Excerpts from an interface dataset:
********

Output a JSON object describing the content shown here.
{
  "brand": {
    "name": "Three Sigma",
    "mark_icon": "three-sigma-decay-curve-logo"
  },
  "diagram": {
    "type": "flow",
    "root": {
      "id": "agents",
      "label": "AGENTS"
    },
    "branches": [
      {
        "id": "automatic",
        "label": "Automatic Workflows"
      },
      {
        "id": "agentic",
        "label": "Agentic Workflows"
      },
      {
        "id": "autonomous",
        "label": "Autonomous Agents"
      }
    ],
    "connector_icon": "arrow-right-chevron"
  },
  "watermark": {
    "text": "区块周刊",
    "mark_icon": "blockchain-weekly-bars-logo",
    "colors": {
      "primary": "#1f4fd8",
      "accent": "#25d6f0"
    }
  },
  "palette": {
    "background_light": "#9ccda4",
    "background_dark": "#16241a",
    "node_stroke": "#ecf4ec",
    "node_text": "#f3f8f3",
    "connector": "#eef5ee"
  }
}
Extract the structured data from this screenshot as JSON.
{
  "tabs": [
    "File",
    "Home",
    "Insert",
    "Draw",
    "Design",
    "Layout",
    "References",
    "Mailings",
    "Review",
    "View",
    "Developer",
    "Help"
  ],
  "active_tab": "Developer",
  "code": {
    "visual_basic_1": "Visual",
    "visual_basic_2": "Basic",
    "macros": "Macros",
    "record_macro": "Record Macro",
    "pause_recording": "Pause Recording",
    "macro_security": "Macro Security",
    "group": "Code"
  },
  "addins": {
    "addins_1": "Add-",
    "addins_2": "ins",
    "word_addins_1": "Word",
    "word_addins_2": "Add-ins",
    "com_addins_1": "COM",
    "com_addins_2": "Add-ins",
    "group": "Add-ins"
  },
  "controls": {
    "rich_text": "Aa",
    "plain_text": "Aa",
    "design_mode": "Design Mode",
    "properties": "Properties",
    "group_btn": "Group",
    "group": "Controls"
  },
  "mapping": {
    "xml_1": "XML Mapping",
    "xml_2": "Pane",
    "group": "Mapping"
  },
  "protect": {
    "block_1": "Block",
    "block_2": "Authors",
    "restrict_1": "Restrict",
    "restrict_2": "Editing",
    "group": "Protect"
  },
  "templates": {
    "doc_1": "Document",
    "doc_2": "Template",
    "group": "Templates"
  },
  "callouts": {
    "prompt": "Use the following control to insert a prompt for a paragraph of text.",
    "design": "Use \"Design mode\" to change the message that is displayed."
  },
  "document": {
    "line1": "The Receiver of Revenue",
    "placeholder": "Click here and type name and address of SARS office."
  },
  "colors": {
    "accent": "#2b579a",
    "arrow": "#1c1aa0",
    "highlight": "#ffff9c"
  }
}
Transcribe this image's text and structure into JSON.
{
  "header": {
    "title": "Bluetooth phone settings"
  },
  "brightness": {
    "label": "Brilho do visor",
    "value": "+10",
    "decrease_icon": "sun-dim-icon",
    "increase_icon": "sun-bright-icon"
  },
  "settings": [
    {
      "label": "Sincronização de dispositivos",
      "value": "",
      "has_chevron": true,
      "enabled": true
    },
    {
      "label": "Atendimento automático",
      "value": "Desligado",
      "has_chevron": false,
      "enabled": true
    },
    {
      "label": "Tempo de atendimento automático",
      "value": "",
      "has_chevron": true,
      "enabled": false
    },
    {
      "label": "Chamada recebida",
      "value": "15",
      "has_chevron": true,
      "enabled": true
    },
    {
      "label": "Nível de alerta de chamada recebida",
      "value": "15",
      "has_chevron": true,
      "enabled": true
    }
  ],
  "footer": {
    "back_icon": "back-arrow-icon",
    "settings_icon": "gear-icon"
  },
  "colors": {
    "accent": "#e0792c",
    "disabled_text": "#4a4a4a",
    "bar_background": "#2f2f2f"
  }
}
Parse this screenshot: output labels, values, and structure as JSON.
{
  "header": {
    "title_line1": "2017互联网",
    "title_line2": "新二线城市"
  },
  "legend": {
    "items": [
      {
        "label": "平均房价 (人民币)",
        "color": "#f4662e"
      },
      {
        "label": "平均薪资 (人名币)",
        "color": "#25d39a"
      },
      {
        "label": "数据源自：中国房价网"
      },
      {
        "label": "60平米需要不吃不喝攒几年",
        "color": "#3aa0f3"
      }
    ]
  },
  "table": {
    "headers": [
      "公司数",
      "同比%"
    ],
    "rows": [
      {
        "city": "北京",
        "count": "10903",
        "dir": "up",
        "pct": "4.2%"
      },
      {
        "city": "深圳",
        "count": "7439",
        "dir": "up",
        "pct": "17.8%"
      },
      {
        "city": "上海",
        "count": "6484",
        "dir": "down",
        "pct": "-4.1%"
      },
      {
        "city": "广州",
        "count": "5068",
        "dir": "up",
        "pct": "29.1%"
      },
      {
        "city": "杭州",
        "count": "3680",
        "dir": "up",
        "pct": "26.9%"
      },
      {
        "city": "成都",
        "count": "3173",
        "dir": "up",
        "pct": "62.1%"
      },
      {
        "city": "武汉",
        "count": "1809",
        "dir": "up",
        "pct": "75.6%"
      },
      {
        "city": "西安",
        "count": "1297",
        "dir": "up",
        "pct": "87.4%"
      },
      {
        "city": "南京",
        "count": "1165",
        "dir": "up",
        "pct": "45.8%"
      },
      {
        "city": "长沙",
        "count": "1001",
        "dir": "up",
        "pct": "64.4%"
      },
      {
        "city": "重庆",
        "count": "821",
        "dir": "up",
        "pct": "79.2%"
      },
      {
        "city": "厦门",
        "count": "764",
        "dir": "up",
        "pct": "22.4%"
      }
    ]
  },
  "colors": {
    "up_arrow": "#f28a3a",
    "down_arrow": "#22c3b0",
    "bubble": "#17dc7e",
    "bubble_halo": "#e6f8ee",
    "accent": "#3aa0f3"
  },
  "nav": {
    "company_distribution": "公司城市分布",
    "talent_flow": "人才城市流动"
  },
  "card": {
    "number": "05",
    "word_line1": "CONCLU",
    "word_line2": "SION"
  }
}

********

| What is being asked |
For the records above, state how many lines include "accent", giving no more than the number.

| Problem solution |
4